Meg Ritchie Stone

Meg Stone

Away from the track, he is membership secretary for Inverness Harriers, a post he has had since he retired from teaching in 2013.   Having joined the Harriers in 1969, he has been involved in the sport for over 50 years now and has had time to think on the changes that have taken place over that period and how he feels the sport should be developed.   I asked him for his thoughts on where the sport is going and, maybe where it should be going.  This is is reply.

“My philosophy of athletics comprises a set up with clubs firmly at its centre, dedicated by commitment and hard work to achieving the highest standards possible for athletes all abilities – Olympians down to the most modest wearer of a club vest.

As a result I have little time for distractions such as Jogscotland, over priced city road races, Highland Games, Sportshall and Fun Athletics, especially distractions which dilute commitment and competitive ethos. The critical criteria for me, therefore, do not relate to elitist performance standards but to the values and attitudes within a competitive sport.
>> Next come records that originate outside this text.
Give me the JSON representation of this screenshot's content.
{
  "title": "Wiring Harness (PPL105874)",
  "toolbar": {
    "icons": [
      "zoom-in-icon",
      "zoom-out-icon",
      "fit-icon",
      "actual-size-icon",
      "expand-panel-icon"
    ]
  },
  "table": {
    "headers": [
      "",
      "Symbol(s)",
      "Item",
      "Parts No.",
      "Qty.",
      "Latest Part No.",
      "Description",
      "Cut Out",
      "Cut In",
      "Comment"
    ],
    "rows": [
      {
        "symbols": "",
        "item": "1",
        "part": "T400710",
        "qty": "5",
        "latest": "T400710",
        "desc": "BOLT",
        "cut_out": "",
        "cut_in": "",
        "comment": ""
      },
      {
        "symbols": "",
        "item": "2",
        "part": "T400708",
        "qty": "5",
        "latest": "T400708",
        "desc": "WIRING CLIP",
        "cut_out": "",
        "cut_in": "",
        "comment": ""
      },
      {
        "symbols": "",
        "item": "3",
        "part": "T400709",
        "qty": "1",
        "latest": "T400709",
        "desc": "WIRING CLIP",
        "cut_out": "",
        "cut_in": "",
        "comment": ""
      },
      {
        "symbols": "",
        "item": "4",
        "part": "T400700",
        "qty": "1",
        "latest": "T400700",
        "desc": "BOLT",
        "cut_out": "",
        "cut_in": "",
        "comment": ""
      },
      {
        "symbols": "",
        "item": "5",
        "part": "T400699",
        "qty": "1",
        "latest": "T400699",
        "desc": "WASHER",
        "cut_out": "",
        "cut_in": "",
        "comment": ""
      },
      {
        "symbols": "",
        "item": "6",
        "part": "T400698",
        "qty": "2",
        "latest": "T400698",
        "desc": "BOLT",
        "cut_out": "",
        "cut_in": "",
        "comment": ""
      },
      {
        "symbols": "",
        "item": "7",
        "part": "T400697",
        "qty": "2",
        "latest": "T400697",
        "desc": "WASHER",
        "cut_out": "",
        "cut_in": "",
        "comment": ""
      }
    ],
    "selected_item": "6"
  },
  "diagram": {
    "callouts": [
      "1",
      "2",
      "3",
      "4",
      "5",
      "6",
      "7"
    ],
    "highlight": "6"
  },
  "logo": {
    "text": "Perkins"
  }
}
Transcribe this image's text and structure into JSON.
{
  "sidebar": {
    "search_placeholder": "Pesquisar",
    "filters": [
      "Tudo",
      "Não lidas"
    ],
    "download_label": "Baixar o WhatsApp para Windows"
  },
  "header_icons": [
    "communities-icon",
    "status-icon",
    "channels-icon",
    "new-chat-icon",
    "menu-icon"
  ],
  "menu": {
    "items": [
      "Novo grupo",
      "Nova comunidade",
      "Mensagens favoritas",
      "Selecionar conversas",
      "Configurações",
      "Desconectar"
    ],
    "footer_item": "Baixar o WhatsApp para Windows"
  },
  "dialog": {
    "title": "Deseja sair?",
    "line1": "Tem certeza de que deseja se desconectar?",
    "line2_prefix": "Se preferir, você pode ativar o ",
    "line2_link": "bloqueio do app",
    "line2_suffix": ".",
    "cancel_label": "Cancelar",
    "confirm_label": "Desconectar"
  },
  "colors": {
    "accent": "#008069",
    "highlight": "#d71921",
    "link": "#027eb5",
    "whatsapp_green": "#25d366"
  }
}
I therefore welcome anyone of any standard who is prepared to pull on a club vest and compete.”

Meanwhile, where is he now?  Charles continues his broadcasting activities with shinty having been added to his responsibilities.   He has won awards as a sportswriter for his journalism at the Highland Media Awards ceremonies in both 2001 and 2005 and that continues.   He has written six books over the years including  “Against All Odds”, the official account of the controversial Inverness football merger, and “Maroon and Gold”, the history of Inverness Harriers up to Glasgow 2014.   We have already mentioned his post as membership secretary of Inverness Harriers and his coaching of daughter Jenny as a road runner plus his own continued quest for a sub-50 10K   – if you want a job done, ask a busy man!